--- Given data ---
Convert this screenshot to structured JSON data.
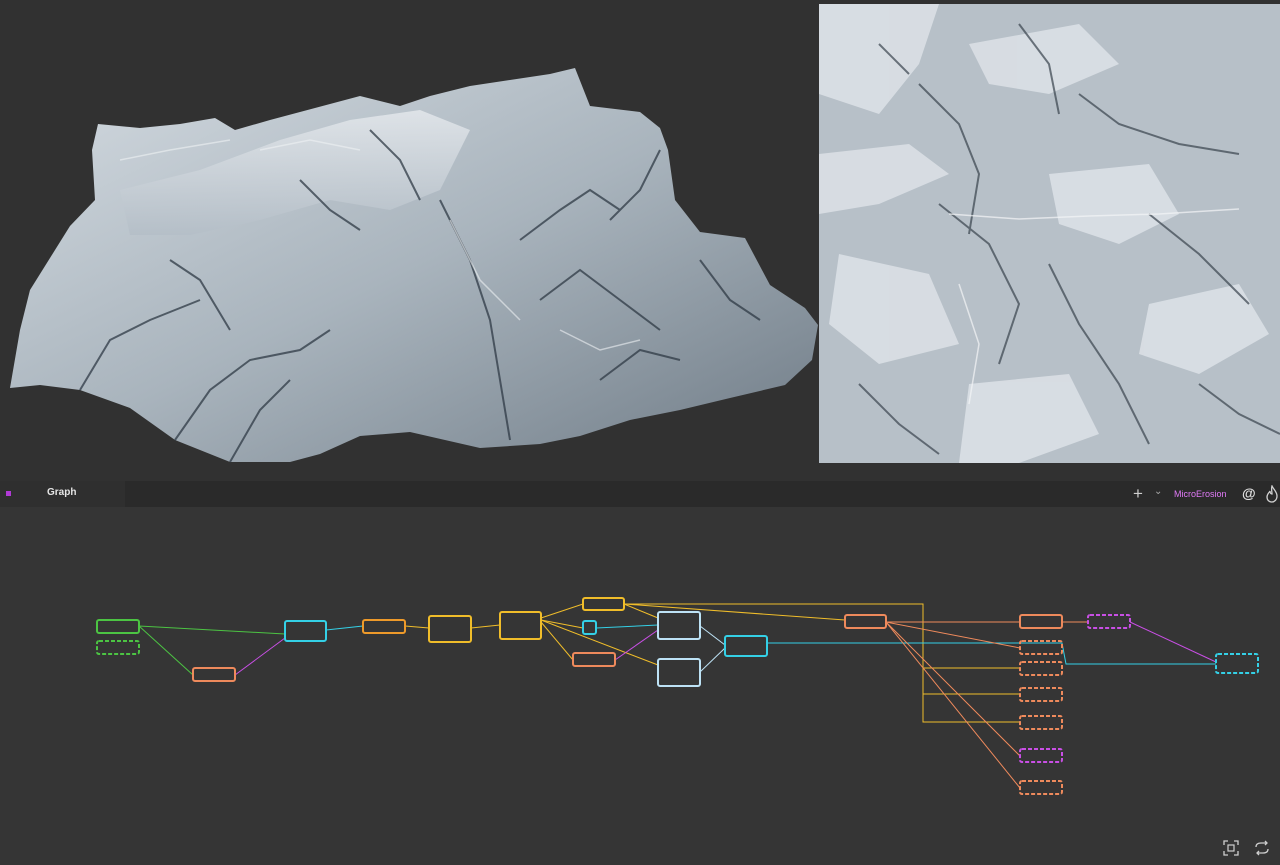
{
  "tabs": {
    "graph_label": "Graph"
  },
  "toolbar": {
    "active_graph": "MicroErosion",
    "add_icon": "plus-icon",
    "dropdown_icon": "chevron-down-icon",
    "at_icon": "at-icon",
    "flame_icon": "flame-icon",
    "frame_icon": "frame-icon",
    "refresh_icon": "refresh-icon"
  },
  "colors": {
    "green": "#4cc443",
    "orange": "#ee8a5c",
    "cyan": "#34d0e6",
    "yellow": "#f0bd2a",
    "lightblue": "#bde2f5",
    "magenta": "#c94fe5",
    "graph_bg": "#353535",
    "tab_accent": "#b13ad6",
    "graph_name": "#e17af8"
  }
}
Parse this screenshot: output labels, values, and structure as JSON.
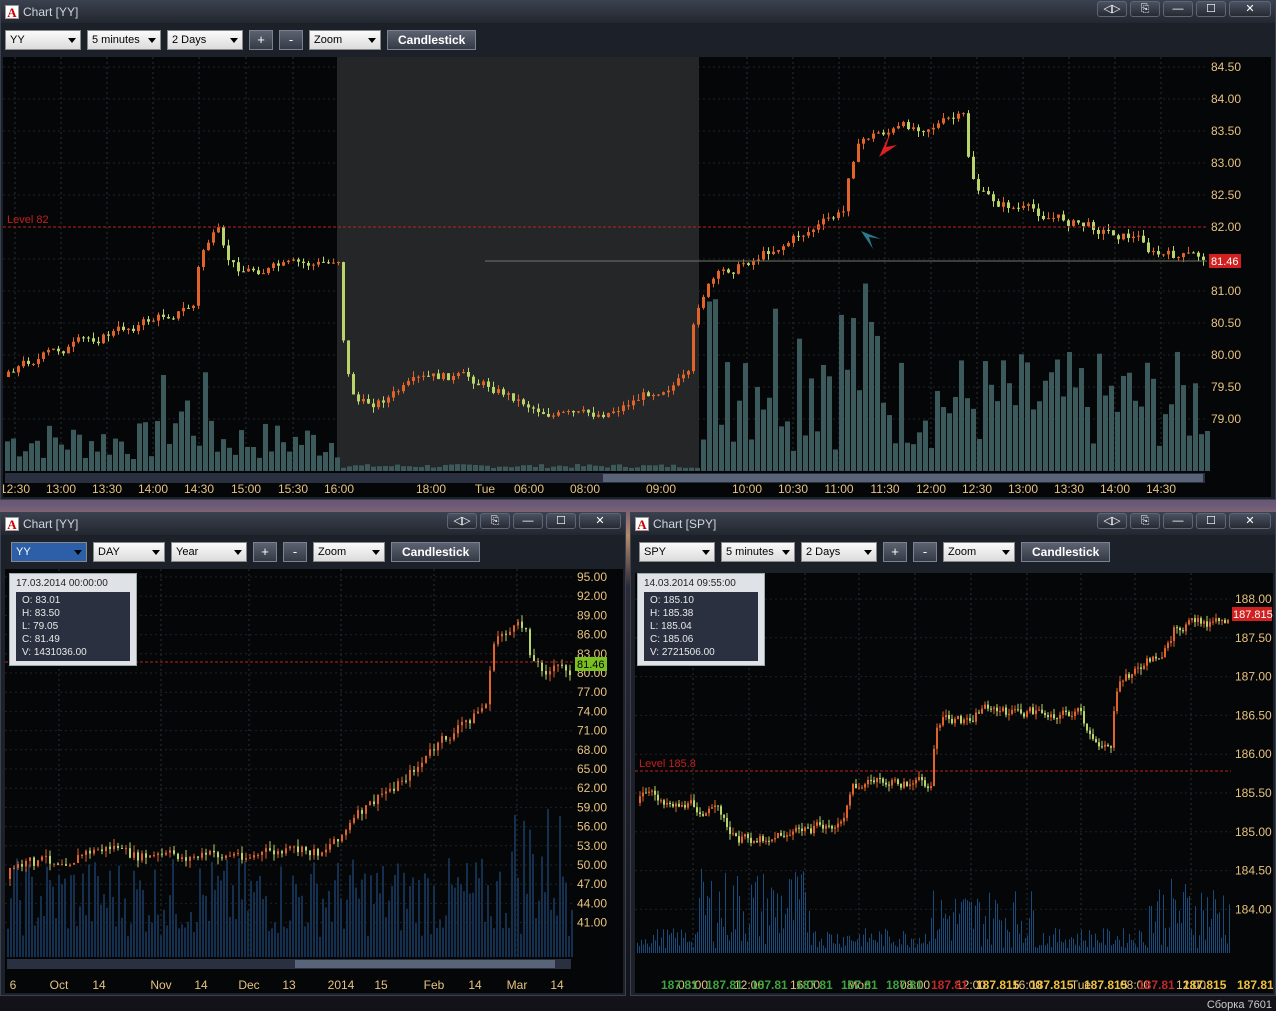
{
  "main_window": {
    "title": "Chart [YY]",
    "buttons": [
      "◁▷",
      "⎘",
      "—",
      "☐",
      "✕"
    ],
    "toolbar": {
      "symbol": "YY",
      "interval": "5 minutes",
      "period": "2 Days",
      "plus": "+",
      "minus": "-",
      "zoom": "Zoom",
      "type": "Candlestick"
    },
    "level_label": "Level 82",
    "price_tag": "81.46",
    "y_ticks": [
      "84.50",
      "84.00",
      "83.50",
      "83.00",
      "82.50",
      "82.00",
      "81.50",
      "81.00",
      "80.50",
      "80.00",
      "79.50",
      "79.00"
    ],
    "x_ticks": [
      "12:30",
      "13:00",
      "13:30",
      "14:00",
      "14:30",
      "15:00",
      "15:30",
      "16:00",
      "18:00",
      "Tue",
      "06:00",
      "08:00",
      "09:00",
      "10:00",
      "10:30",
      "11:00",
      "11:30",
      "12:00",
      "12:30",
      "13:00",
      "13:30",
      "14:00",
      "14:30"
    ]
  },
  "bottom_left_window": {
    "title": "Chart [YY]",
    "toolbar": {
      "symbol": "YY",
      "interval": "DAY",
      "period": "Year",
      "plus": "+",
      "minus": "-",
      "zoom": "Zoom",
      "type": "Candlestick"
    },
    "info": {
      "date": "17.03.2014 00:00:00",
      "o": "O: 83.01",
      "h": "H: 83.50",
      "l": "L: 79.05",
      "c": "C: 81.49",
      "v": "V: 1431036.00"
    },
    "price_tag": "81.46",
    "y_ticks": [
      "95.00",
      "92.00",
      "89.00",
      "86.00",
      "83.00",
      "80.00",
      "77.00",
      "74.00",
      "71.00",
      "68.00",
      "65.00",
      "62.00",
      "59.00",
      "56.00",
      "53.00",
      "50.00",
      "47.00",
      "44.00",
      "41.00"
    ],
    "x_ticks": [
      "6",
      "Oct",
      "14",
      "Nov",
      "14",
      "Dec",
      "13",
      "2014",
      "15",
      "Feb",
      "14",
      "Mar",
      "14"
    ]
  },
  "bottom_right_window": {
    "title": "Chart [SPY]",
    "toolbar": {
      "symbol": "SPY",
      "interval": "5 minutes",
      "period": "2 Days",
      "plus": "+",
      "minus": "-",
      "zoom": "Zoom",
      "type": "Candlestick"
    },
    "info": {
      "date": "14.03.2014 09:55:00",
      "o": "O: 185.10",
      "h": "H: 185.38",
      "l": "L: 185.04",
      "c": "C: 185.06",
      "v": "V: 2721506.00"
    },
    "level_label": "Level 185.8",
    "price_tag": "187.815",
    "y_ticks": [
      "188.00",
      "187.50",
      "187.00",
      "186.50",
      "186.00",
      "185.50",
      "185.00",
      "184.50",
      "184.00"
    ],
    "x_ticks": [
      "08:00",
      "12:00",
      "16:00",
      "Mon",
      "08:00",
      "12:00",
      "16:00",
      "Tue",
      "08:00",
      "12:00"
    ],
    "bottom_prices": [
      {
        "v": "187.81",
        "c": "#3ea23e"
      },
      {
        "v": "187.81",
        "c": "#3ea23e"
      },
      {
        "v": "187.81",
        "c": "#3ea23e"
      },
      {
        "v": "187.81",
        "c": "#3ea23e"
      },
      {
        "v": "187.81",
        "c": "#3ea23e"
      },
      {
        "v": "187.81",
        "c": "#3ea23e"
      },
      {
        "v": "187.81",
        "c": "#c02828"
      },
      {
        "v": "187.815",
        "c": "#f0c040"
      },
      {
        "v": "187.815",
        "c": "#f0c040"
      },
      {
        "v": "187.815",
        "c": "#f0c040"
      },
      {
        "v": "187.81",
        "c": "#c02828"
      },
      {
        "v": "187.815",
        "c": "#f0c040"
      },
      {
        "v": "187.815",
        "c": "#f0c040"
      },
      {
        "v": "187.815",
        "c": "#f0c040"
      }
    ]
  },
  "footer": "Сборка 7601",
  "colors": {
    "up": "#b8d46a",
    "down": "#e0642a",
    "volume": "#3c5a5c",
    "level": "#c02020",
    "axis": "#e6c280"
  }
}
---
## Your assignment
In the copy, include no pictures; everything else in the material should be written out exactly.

## Solution to the problem
Convert this screenshot to structured JSON data.
{
  "tabs": {
    "graph_label": "Graph"
  },
  "toolbar": {
    "active_graph": "MicroErosion",
    "add_icon": "plus-icon",
    "dropdown_icon": "chevron-down-icon",
    "at_icon": "at-icon",
    "flame_icon": "flame-icon",
    "frame_icon": "frame-icon",
    "refresh_icon": "refresh-icon"
  },
  "colors": {
    "green": "#4cc443",
    "orange": "#ee8a5c",
    "cyan": "#34d0e6",
    "yellow": "#f0bd2a",
    "lightblue": "#bde2f5",
    "magenta": "#c94fe5",
    "graph_bg": "#353535",
    "tab_accent": "#b13ad6",
    "graph_name": "#e17af8"
  }
}
Parse this screenshot: output labels, values, and structure as JSON.
{
  "main_window": {
    "title": "Chart [YY]",
    "buttons": [
      "◁▷",
      "⎘",
      "—",
      "☐",
      "✕"
    ],
    "toolbar": {
      "symbol": "YY",
      "interval": "5 minutes",
      "period": "2 Days",
      "plus": "+",
      "minus": "-",
      "zoom": "Zoom",
      "type": "Candlestick"
    },
    "level_label": "Level 82",
    "price_tag": "81.46",
    "y_ticks": [
      "84.50",
      "84.00",
      "83.50",
      "83.00",
      "82.50",
      "82.00",
      "81.50",
      "81.00",
      "80.50",
      "80.00",
      "79.50",
      "79.00"
    ],
    "x_ticks": [
      "12:30",
      "13:00",
      "13:30",
      "14:00",
      "14:30",
      "15:00",
      "15:30",
      "16:00",
      "18:00",
      "Tue",
      "06:00",
      "08:00",
      "09:00",
      "10:00",
      "10:30",
      "11:00",
      "11:30",
      "12:00",
      "12:30",
      "13:00",
      "13:30",
      "14:00",
      "14:30"
    ]
  },
  "bottom_left_window": {
    "title": "Chart [YY]",
    "toolbar": {
      "symbol": "YY",
      "interval": "DAY",
      "period": "Year",
      "plus": "+",
      "minus": "-",
      "zoom": "Zoom",
      "type": "Candlestick"
    },
    "info": {
      "date": "17.03.2014 00:00:00",
      "o": "O: 83.01",
      "h": "H: 83.50",
      "l": "L: 79.05",
      "c": "C: 81.49",
      "v": "V: 1431036.00"
    },
    "price_tag": "81.46",
    "y_ticks": [
      "95.00",
      "92.00",
      "89.00",
      "86.00",
      "83.00",
      "80.00",
      "77.00",
      "74.00",
      "71.00",
      "68.00",
      "65.00",
      "62.00",
      "59.00",
      "56.00",
      "53.00",
      "50.00",
      "47.00",
      "44.00",
      "41.00"
    ],
    "x_ticks": [
      "6",
      "Oct",
      "14",
      "Nov",
      "14",
      "Dec",
      "13",
      "2014",
      "15",
      "Feb",
      "14",
      "Mar",
      "14"
    ]
  },
  "bottom_right_window": {
    "title": "Chart [SPY]",
    "toolbar": {
      "symbol": "SPY",
      "interval": "5 minutes",
      "period": "2 Days",
      "plus": "+",
      "minus": "-",
      "zoom": "Zoom",
      "type": "Candlestick"
    },
    "info": {
      "date": "14.03.2014 09:55:00",
      "o": "O: 185.10",
      "h": "H: 185.38",
      "l": "L: 185.04",
      "c": "C: 185.06",
      "v": "V: 2721506.00"
    },
    "level_label": "Level 185.8",
    "price_tag": "187.815",
    "y_ticks": [
      "188.00",
      "187.50",
      "187.00",
      "186.50",
      "186.00",
      "185.50",
      "185.00",
      "184.50",
      "184.00"
    ],
    "x_ticks": [
      "08:00",
      "12:00",
      "16:00",
      "Mon",
      "08:00",
      "12:00",
      "16:00",
      "Tue",
      "08:00",
      "12:00"
    ],
    "bottom_prices": [
      {
        "v": "187.81",
        "c": "#3ea23e"
      },
      {
        "v": "187.81",
        "c": "#3ea23e"
      },
      {
        "v": "187.81",
        "c": "#3ea23e"
      },
      {
        "v": "187.81",
        "c": "#3ea23e"
      },
      {
        "v": "187.81",
        "c": "#3ea23e"
      },
      {
        "v": "187.81",
        "c": "#3ea23e"
      },
      {
        "v": "187.81",
        "c": "#c02828"
      },
      {
        "v": "187.815",
        "c": "#f0c040"
      },
      {
        "v": "187.815",
        "c": "#f0c040"
      },
      {
        "v": "187.815",
        "c": "#f0c040"
      },
      {
        "v": "187.81",
        "c": "#c02828"
      },
      {
        "v": "187.815",
        "c": "#f0c040"
      },
      {
        "v": "187.815",
        "c": "#f0c040"
      },
      {
        "v": "187.815",
        "c": "#f0c040"
      }
    ]
  },
  "footer": "Сборка 7601",
  "colors": {
    "up": "#b8d46a",
    "down": "#e0642a",
    "volume": "#3c5a5c",
    "level": "#c02020",
    "axis": "#e6c280"
  }
}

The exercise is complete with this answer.